“As we begin to recover from the pandemic, Malaysians are choosing the housing market as an alternative to the more uncertain stock market,” PropertyGuru country manager Shylendra Nathan says.
The study also found more than half of respondents (55%) expect property prices to increase as Malaysia transitions to an endemic phase.
“Hence, it is no surprise that those who have the means are considering purchasing investment property, especially in this current low-interest-rate environment,” he added.
In January, the Department of Statistics Malaysia noted that the annual inflation rate last year had risen by 2.5% compared with a 1.2% drop in 2020, owing to the increase in fuel prices, and food-supply shortages driven by heavy rains.
The study also noted more Malaysians are considering a property in the outskirts of the city due to factors such as cheaper prices, larger homes, as well as a peaceful and greener environment.
In regard to remote working, one in three Malaysians said they would continue to do so post-pandemic. As such, 79% of respondents believed additional rooms would be vital when developing new properties.
And with the pandemic accelerating the adoption of digitalisation, two out of every three Malaysians said they would be comfortable going online to view and shortlist properties.
Only 10% of Malaysians surveyed were comfortable with purchase functions and processes being made online.
Challenges in home ownership
According to the study, government initiatives such as the Home Ownership Campaign (HOC) and loan moratorium benefited prospective homebuyers and current homeowners.
The Real Estate and Housing Developers Association (Rehda) had previously said the HOC contributed to 73,503 residential sales worth RM47.38 billion, after discounts, between June 2020 and September 2021.
As for the loan moratorium, 46% felt it helped with the cost of living, and 26% acknowledged it helped rebuild savings.

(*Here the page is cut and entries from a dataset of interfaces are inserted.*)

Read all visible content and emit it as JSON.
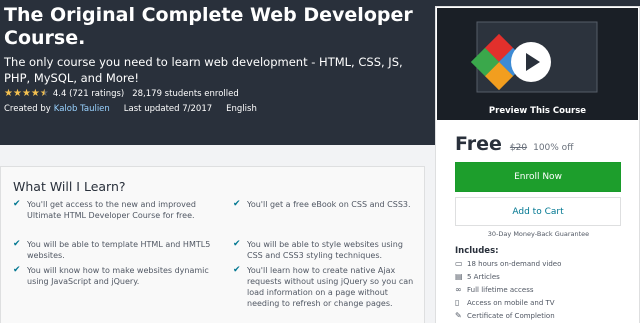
{
  "course": {
    "title": "The Original Complete Web Developer Course.",
    "subtitle": "The only course you need to learn web development - HTML, CSS, JS, PHP, MySQL, and More!",
    "rating": "4.4 (721 ratings)",
    "rating_value": 4.4,
    "students": "28,179 students enrolled",
    "created_by": "Created by",
    "author": "Kalob Taulien",
    "last_updated": "Last updated 7/2017",
    "language": "English"
  },
  "learn": {
    "heading": "What Will I Learn?",
    "items": [
      "You'll get access to the new and improved Ultimate HTML Developer Course for free.",
      "You'll get a free eBook on CSS and CSS3.",
      "You will be able to template HTML and HMTL5 websites.",
      "You will be able to style websites using CSS and CSS3 styling techniques.",
      "You will know how to make websites dynamic using JavaScript and jQuery.",
      "You'll learn how to create native Ajax requests without using jQuery so you can load information on a page without needing to refresh or change pages."
    ]
  },
  "sidebar": {
    "preview_label": "Preview This Course",
    "price": "Free",
    "old_price": "$20",
    "discount": "100% off",
    "enroll_label": "Enroll Now",
    "cart_label": "Add to Cart",
    "guarantee": "30-Day Money-Back Guarantee",
    "includes_heading": "Includes:",
    "includes": [
      {
        "icon": "video-icon",
        "text": "18 hours on-demand video"
      },
      {
        "icon": "article-icon",
        "text": "5 Articles"
      },
      {
        "icon": "infinity-icon",
        "text": "Full lifetime access"
      },
      {
        "icon": "mobile-icon",
        "text": "Access on mobile and TV"
      },
      {
        "icon": "certificate-icon",
        "text": "Certificate of Completion"
      }
    ]
  },
  "colors": {
    "hero_bg": "#29303b",
    "enroll_green": "#1d9e2c",
    "link_blue": "#007791",
    "star": "#f4c150"
  }
}
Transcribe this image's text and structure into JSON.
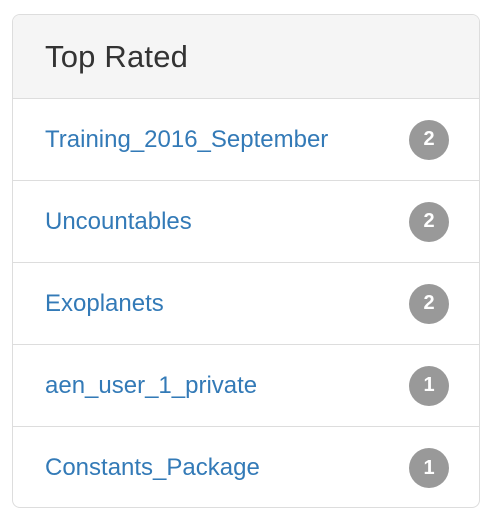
{
  "panel": {
    "title": "Top Rated",
    "items": [
      {
        "label": "Training_2016_September",
        "count": "2"
      },
      {
        "label": "Uncountables",
        "count": "2"
      },
      {
        "label": "Exoplanets",
        "count": "2"
      },
      {
        "label": "aen_user_1_private",
        "count": "1"
      },
      {
        "label": "Constants_Package",
        "count": "1"
      }
    ]
  },
  "colors": {
    "link": "#337ab7",
    "badge": "#999999",
    "heading_bg": "#f5f5f5",
    "border": "#dddddd"
  }
}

However, only 12% were satisfied that the government was doing enough to ensure housing affordability.
Of those surveyed, 47% cited unstable jobs or salaries as the primary hurdle to owning a home. Some 41% said they struggled to afford the down payment, while 37% were unfamiliar with the paperwork required.
More than half of those surveyed hoped the government would extend the maximum home-loan tenure from 35 to 40 years.

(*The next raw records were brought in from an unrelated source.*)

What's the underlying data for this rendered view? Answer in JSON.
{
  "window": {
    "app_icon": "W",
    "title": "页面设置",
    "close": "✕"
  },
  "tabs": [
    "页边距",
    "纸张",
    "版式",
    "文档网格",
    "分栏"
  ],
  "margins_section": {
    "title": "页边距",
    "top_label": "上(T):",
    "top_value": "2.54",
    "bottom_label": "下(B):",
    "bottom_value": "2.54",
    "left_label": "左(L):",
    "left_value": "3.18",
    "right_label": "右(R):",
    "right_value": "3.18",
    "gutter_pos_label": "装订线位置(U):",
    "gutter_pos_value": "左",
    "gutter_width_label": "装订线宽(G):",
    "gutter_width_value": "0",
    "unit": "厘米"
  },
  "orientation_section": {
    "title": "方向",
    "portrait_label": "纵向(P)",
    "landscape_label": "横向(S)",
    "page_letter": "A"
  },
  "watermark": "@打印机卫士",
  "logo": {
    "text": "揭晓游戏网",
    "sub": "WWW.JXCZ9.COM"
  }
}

“As Malaysians are just starting to get back on their feet and slowly rebuilding buyer confidence, more incentives are needed to help spur the property market,” Shylendra added.

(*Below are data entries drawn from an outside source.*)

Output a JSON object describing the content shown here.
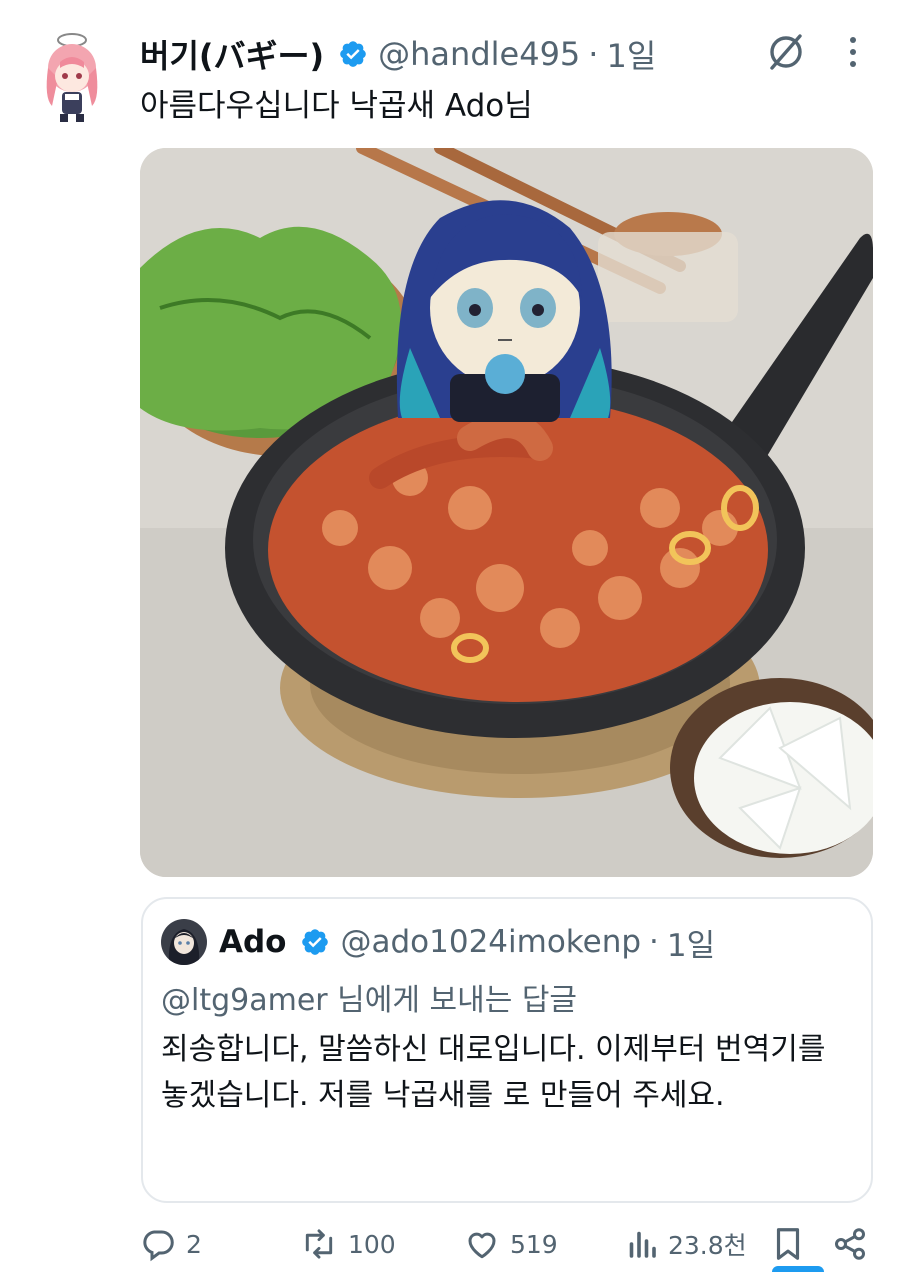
{
  "post": {
    "display_name": "버기(バギー)",
    "handle": "@handle495",
    "separator": "·",
    "time": "1일",
    "text": "아름다우십니다 낙곱새 Ado님"
  },
  "quote": {
    "display_name": "Ado",
    "handle": "@ado1024imokenp",
    "separator": "·",
    "time": "1일",
    "replying_to": "@ltg9amer 님에게 보내는 답글",
    "text": "죄송합니다, 말씀하신 대로입니다. 이제부터 번역기를 놓겠습니다. 저를  낙곱새를 로 만들어 주세요."
  },
  "actions": {
    "replies": "2",
    "reposts": "100",
    "likes": "519",
    "views": "23.8천"
  },
  "icons": {
    "verified": "verified-badge-icon",
    "grok": "grok-icon",
    "more": "more-icon",
    "reply": "reply-icon",
    "repost": "repost-icon",
    "like": "heart-icon",
    "views": "views-icon",
    "bookmark": "bookmark-icon",
    "share": "share-icon"
  },
  "colors": {
    "accent": "#1d9bf0",
    "text_primary": "#0f1419",
    "text_secondary": "#536471",
    "border": "#e4e8ec"
  }
}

This article was written by Vigneswar Rajasurian of PropertyAdvisor.my, Malaysia’s most comprehensive source of property data, property analytics and insights.